  27. Lawson K.W., Lloyd D.R.: Membrane distillation. II. Direct contact MD. J. Membr. Sci. 120(1), 123–133 (1996)CrossRefGoogle Scholar
  28. Lim Y.I., Bhatia S.: Simulation of methane permeability in carbon slit pores. J. Membr. Sci. 369(1-2), 319–328 (2011)CrossRefGoogle Scholar
  29. Mason E., Malinauskas A., Evans R. III: Flow and diffusion of gases in porous media. J. Chem. Phys. 46(8), 3199–3216 (1967)CrossRefGoogle Scholar
  30. Mulder M.: Basic Principles of Membrane Technology. 2nd edn. Kluwer, Dordecht (1996)CrossRefGoogle Scholar
  31. Park H.B., Jung C.H., Lee Y.M., Hill A.J., Pas S.J., Mudie S.T., Wagner E.V., Freeman B.D., Cookson D.J.: Polymers with cavities tuned for fast selective transport of small molecules and ions. Science 318(5848), 254–258 (2007)CrossRefGoogle Scholar
  32. Pollard W.G., Present R.D.: On gaseous self-diffusion in long capillary tubes. Phys. Rev. 73(7), 762–774 (1948)CrossRefGoogle Scholar
  33. Present R.D., De Bethune A.J.: Separation of a gas mixture flowing through a long tube at low pressure. Phys. Rev. 75(7), 1050–1057 (1949)CrossRefGoogle Scholar
  34. Qtaishat M., Matsuura T., Kruczek B., Khayet M.: Heat and mass transfer analysis in direct contact membrane distillation. Desalination 219(1-3), 272–292 (2008)CrossRefGoogle Scholar
  35. Reif F.: Fundamentals of Statistical and Thermal Physics. McGraw-Hill, New York (1965)Google Scholar
  36. Reynolds, T.W., Richley, E.A.: Flux patterns resulting from free-molecule flow through converging and diverging slots. NASA Tech Note TN D-1864, pp 1–69 (1964)Google Scholar
  37. Reynolds, T.W., Richley, E.A.: Free molecule flow and surface diffusion through slots and tubes—a summary. NASA Technical Report TR R-255 (1967)Google Scholar
  38. Richley, E.A., Reynolds, T.W.: Numerical solutions of free-molecule flow in converging and diverging tubes and slots. NASA Tech Note TN D-2330, pp 1–45 (1964)Google Scholar
  39. Ruthven D.M., Desisto W.J., Higgins S.: Diffusion in a mesoporous silica membrane: validity of the Knudsen diffusion model. Chem. Eng. Sci. 64, 3201–3203 (2009)CrossRefGoogle Scholar
  40. Steckelmacher W.: Knudsen flow 75 years on: the current state of the art for flow of rarefied gases in tubes and systems. Rep. Prog. Phys. 49, 1083–1107 (1986)CrossRefGoogle Scholar
  41. Talley W.K., Whitaker S.: Monte Carlo analysis of Knudsen flow. J. Comput. Phys. 4(3), 389–410 (1969)CrossRefGoogle Scholar
  42. Villani S.: Isotope Separation. American Nuclear Society, Hinsdale (1976)Google Scholar
  43. Walsh J.W.T.: Radiation from a perfectly diffusing circular disc (part I). Proc. Phys. Soc. Lond. 32, 59–71 (1919)CrossRefGoogle Scholar
  44. Zhang J., Gray S., Li J.D.: Modelling heat and mass transfers in DCMD using compressible membranes. J. Membr. Sci. 387(388), 7–16 (2012)CrossRefGoogle Scholar

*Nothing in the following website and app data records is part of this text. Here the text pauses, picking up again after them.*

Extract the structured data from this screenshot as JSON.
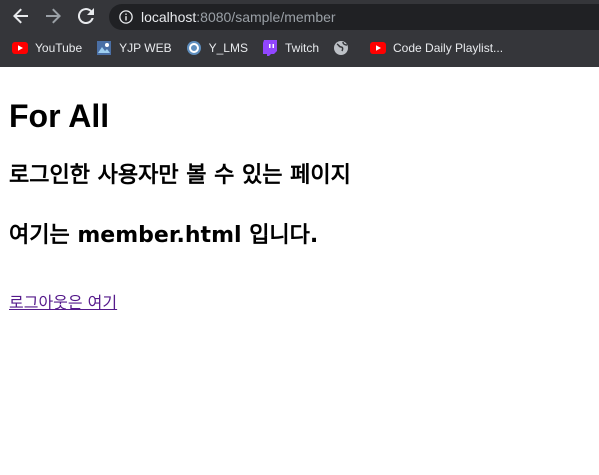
{
  "browser": {
    "url_host": "localhost",
    "url_rest": ":8080/sample/member",
    "bookmarks": [
      {
        "label": "YouTube",
        "icon": "youtube-icon"
      },
      {
        "label": "YJP WEB",
        "icon": "yjp-web-icon"
      },
      {
        "label": "Y_LMS",
        "icon": "lms-icon"
      },
      {
        "label": "Twitch",
        "icon": "twitch-icon"
      },
      {
        "label": "",
        "icon": "globe-icon"
      },
      {
        "label": "Code Daily Playlist...",
        "icon": "youtube-icon"
      }
    ]
  },
  "page": {
    "title": "For All",
    "subtitle": "로그인한 사용자만 볼 수 있는 페이지",
    "description": "여기는 member.html 입니다.",
    "logout_link": "로그아웃은 여기"
  },
  "colors": {
    "chrome_bg": "#35363a",
    "omnibox_bg": "#202124",
    "link_visited": "#551a8b"
  }
}
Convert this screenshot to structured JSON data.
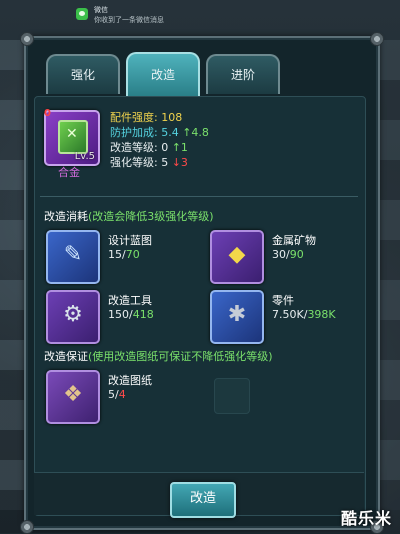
{
  "notification": {
    "app": "微信",
    "message": "你收到了一条微信消息",
    "icon": "wechat-icon"
  },
  "tabs": [
    {
      "label": "强化",
      "active": false
    },
    {
      "label": "改造",
      "active": true
    },
    {
      "label": "进阶",
      "active": false
    }
  ],
  "item": {
    "quantity": "0",
    "level": "Lv.5",
    "name": "合金",
    "icon": "alloy-armor-icon"
  },
  "stats": {
    "strength_label": "配件强度:",
    "strength_value": "108",
    "defense_label": "防护加成:",
    "defense_value": "5.4",
    "defense_delta": "↑4.8",
    "modify_label": "改造等级:",
    "modify_value": "0",
    "modify_delta": "↑1",
    "enhance_label": "强化等级:",
    "enhance_value": "5",
    "enhance_delta": "↓3"
  },
  "cost_section": {
    "label": "改造消耗",
    "note": "(改造会降低3级强化等级)"
  },
  "materials": [
    {
      "name": "设计蓝图",
      "have": "15",
      "need": "70",
      "icon": "blueprint-icon"
    },
    {
      "name": "金属矿物",
      "have": "30",
      "need": "90",
      "icon": "metal-ore-icon"
    },
    {
      "name": "改造工具",
      "have": "150",
      "need": "418",
      "icon": "tool-icon"
    },
    {
      "name": "零件",
      "have": "7.50K",
      "need": "398K",
      "icon": "parts-icon"
    }
  ],
  "guarantee_section": {
    "label": "改造保证",
    "note": "(使用改造图纸可保证不降低强化等级)"
  },
  "guarantee_item": {
    "name": "改造图纸",
    "have": "5",
    "need": "4",
    "icon": "scroll-icon"
  },
  "action_button": "改造",
  "watermark": "酷乐米",
  "colors": {
    "accent": "#4fb2bc",
    "stat_label": "#f0d34d",
    "bonus": "#55d3e0",
    "increase": "#7ae06b",
    "decrease": "#ff4a4a"
  }
}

Copyright information

© Springer Science+Business Media B.V. 2012

Authors and Affiliations

  1. 1.Civil and Environmental EngineeringUniversity of Hawaii at ManoaHonoluluUSA
  2. 2.Chemical Engineering, College of EngineeringKyung Hee UniversityGyeonggi-doSouth Korea

Personalised recommendations